(Instructions to follow): Could you show each line of the records that contains the word "name"?

──────── Data provided ────────

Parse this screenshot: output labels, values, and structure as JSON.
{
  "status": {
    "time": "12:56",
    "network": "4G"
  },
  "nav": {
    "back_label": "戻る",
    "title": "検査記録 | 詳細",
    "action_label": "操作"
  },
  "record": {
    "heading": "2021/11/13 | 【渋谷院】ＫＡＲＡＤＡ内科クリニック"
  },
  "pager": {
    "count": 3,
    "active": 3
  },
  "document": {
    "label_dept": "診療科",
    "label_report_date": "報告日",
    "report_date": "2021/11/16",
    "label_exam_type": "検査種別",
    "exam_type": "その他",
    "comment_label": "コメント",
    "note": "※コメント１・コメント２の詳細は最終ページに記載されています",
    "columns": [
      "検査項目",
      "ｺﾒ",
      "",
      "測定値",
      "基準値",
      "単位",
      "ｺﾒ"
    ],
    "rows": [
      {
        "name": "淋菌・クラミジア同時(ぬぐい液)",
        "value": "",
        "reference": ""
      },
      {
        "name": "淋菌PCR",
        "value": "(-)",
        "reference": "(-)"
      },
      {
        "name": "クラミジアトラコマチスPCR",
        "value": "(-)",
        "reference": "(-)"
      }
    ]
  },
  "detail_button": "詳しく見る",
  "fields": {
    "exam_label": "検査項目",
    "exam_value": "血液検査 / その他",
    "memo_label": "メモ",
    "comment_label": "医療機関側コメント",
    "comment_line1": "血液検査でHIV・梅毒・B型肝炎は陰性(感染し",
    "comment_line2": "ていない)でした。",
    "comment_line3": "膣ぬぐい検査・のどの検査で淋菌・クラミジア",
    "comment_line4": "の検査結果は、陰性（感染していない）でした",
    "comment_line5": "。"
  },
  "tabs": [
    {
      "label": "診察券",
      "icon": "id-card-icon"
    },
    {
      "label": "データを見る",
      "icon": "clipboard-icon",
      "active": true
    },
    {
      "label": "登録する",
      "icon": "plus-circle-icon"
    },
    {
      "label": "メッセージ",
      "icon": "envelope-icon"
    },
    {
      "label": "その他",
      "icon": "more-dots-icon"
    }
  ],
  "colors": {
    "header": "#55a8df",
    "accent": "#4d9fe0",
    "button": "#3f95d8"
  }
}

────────

(Response to this task):
        "name": "淋菌・クラミジア同時(ぬぐい液)",
        "name": "淋菌PCR",
        "name": "クラミジアトラコマチスPCR",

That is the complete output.